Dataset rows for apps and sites
┌──

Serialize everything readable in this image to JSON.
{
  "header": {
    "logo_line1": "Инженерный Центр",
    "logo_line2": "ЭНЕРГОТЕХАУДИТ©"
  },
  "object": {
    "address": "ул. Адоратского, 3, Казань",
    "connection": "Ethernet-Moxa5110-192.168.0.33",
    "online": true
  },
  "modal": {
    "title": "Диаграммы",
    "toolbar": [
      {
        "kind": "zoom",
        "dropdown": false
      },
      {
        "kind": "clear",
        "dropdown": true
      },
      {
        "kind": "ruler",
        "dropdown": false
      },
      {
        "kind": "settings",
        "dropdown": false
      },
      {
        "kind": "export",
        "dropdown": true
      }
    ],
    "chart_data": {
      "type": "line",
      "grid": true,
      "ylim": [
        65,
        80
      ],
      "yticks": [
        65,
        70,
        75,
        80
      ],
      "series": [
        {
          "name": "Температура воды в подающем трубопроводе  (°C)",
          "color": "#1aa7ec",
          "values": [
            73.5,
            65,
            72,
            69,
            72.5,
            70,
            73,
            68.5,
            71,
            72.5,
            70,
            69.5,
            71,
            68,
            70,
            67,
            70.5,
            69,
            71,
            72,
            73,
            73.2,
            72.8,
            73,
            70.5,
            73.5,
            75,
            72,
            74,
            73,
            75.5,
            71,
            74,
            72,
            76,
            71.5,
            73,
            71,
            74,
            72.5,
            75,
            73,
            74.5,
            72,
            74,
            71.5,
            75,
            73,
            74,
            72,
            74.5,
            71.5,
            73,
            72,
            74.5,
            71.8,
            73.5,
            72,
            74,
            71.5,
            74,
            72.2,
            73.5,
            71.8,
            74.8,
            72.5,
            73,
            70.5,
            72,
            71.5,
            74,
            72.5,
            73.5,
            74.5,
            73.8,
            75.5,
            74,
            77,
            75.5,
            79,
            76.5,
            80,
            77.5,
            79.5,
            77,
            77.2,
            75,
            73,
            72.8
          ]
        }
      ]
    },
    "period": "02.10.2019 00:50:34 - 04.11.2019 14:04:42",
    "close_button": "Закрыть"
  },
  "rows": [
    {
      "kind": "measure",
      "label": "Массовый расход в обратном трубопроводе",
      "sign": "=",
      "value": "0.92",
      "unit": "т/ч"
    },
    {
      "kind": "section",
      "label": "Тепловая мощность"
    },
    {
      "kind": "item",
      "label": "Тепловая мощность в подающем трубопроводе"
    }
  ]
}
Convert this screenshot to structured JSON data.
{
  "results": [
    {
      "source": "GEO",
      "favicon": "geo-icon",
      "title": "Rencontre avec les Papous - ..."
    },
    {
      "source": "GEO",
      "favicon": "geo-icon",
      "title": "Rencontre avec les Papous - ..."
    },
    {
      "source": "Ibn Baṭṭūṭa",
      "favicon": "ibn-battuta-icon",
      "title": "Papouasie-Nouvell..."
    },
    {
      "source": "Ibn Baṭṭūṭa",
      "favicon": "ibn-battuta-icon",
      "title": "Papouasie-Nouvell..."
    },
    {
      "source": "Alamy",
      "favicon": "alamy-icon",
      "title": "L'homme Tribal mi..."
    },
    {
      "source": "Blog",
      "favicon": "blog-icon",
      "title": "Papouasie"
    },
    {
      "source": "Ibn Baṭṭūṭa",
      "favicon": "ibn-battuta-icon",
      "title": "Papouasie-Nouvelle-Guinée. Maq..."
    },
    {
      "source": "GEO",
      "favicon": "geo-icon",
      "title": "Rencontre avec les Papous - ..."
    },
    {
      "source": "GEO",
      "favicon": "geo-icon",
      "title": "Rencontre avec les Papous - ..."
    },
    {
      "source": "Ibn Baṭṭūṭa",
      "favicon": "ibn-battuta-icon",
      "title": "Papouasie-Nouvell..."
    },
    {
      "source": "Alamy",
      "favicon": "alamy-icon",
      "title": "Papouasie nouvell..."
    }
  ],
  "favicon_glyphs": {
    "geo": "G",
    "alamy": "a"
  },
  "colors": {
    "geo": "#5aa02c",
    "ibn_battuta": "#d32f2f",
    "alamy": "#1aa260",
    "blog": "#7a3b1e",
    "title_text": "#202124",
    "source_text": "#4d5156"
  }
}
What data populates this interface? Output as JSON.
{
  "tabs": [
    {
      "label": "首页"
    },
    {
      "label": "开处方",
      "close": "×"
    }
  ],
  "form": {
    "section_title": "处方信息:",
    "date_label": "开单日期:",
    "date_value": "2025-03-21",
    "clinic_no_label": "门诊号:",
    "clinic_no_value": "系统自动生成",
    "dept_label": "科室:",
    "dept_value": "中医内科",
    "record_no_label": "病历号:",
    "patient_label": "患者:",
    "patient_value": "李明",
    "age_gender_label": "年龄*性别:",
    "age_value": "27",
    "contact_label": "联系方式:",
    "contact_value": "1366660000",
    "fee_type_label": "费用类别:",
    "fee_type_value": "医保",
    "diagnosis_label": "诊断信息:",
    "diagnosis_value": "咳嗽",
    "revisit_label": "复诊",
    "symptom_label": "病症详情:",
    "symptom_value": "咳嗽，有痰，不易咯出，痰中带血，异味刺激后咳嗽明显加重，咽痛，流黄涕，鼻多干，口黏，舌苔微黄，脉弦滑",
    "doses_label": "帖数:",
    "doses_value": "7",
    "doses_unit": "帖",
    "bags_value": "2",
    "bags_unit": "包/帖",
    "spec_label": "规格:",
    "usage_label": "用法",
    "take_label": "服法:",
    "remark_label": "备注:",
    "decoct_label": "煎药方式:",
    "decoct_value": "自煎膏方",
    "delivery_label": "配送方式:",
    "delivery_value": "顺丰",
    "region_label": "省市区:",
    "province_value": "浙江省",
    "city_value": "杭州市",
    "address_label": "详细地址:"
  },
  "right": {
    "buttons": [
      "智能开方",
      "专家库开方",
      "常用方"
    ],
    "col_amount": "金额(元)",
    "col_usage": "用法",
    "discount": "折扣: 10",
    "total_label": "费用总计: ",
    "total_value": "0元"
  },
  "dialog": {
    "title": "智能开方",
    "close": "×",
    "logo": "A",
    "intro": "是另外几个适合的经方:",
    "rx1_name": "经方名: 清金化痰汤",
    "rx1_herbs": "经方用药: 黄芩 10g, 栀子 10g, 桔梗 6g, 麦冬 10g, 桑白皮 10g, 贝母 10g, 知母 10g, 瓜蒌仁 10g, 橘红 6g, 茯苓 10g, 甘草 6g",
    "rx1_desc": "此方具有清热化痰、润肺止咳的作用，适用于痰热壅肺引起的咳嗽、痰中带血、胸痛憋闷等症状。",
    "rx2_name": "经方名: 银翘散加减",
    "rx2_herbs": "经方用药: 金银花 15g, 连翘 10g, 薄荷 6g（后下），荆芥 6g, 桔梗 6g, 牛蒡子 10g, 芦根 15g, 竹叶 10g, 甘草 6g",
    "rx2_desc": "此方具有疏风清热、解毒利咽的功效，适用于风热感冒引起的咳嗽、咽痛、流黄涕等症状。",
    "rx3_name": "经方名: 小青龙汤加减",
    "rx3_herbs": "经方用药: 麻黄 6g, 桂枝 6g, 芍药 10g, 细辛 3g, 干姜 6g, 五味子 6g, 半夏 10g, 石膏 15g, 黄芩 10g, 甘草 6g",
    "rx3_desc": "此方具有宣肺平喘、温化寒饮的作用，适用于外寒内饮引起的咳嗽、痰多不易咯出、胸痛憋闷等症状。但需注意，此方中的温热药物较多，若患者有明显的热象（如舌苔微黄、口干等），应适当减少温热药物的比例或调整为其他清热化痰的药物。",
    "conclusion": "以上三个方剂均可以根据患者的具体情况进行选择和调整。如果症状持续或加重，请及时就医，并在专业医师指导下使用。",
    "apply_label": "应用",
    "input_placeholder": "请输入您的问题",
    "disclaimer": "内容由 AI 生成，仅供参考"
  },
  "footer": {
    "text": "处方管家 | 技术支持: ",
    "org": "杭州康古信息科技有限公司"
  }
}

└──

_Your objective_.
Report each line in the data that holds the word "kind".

_Result for this exercise_.
        "kind": "zoom",
        "kind": "clear",
        "kind": "ruler",
        "kind": "settings",
        "kind": "export",
      "kind": "measure",
      "kind": "section",
      "kind": "item",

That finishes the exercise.